Hwy. 174 lane opens for afternoon rush hour

One eastbound lane of Highway 174 has opened for the afternoon rush hour to ease traffic headaches.

City has opened 1 eastbound lane from 3 p.m. to 8 p.m. at Montreal Road

The City of Ottawa has opened one lane of traffic moving eastbound during afternoon rush hour. (Map courtesy City of Ottawa)

Commuters in Ottawa's east end got a small reprieve from traffic congestion as the city reopened one eastbound lane of Highway 174 Wednesday during the afternoon rush hour.

The highway has been closed since the afternoon of Sept. 4, when a large sinkhole formed in the eastbound lane near the Jeanne d'Arc Boulevard exit.

Workers continue to work around the clock to assemble a storm drain underneath the ground to replace one that failed last Tuesday and caused the sinkhole.

The lane opening was revealed in update provided Wednesday from Mayor Jim Watson, councillors and city staff.

Council also revealed the cost to fix the sinkhole is now projected at $4.9 million, not the $1.5 million that was first estimated.

With nine of the 18 storm drain pipes in place, the city has decided to open one eastbound lane from 3 p.m. to 8 p.m. at the Montreal Road exit during the week. The work on the sewer and the sinkhole is scheduled to be completed on Monday.

The city has added two new double-decker buses to help with express routes to and from the east end and more buses for Route 95. Some 360 new parking spots will be added at the Trim Road Park and Ride parking lot.

'Less sexy' projects a focus

The sinkhole has raised debate over not only the original work schedule on the storm drain, but also the funding for other local projects. 

The mayor said Wednesday he requested an immediate inspection of similar city infrastructure located along critical roads as of Sept. 30. Also, Watson said he wants "an independent investigation to identify the root cause of the Highway 174 failure and to determine what, if anything, the city could have done differently," within 90 days.
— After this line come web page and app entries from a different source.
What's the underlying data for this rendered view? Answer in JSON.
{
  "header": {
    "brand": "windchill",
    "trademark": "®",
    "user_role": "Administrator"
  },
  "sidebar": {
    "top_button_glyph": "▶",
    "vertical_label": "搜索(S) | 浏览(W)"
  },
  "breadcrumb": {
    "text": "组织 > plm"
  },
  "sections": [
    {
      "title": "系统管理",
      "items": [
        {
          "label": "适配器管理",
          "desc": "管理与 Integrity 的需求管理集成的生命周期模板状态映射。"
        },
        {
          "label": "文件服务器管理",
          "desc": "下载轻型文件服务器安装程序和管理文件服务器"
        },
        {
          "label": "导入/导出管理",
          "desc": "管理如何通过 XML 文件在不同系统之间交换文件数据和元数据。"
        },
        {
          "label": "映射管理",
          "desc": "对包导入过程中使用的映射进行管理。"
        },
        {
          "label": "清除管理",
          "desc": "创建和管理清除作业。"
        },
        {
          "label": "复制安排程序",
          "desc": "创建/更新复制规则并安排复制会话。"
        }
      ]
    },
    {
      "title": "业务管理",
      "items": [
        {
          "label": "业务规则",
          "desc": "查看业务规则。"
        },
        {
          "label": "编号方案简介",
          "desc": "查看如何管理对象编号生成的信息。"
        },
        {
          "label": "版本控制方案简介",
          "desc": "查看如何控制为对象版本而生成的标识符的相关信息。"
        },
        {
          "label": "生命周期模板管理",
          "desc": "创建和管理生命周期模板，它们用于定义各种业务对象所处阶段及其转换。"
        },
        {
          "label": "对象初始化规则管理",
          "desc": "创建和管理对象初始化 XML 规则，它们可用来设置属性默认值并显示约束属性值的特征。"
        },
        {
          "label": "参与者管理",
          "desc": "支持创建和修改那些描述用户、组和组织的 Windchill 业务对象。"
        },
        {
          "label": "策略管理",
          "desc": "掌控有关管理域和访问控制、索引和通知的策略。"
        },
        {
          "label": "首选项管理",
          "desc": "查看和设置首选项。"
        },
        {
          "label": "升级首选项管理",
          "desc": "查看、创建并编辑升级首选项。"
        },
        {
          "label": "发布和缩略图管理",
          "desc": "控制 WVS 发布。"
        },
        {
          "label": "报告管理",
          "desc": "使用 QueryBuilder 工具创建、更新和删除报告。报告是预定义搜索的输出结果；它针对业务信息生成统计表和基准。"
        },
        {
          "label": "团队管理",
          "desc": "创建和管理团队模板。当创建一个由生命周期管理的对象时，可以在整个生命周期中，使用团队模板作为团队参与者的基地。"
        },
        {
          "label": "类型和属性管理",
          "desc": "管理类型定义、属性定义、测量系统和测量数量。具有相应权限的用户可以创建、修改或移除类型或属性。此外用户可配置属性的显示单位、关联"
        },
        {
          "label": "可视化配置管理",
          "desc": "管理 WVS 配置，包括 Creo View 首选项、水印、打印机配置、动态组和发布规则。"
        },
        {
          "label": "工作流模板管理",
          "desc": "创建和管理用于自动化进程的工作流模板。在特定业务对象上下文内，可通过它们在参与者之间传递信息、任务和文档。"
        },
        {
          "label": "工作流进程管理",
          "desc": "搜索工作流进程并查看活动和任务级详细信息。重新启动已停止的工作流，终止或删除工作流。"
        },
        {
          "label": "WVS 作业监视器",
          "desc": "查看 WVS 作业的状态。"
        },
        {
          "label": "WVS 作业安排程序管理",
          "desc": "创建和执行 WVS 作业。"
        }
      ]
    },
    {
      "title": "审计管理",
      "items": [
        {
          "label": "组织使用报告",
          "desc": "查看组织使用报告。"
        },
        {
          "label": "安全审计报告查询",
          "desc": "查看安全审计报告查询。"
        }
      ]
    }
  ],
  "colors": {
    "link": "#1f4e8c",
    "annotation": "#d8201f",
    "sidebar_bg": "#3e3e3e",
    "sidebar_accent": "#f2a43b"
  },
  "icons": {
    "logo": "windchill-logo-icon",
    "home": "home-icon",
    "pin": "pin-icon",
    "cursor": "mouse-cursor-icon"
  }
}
An engineer also says old steel pipes, such as the one that caused the sinkhole, need to be replaced by concrete pipes.

Gerry Mulhern, who is also the executive director of the Ontario Concrete Pipe Association, has called for the public release of inspection reports of the Hwy. 174 culvert.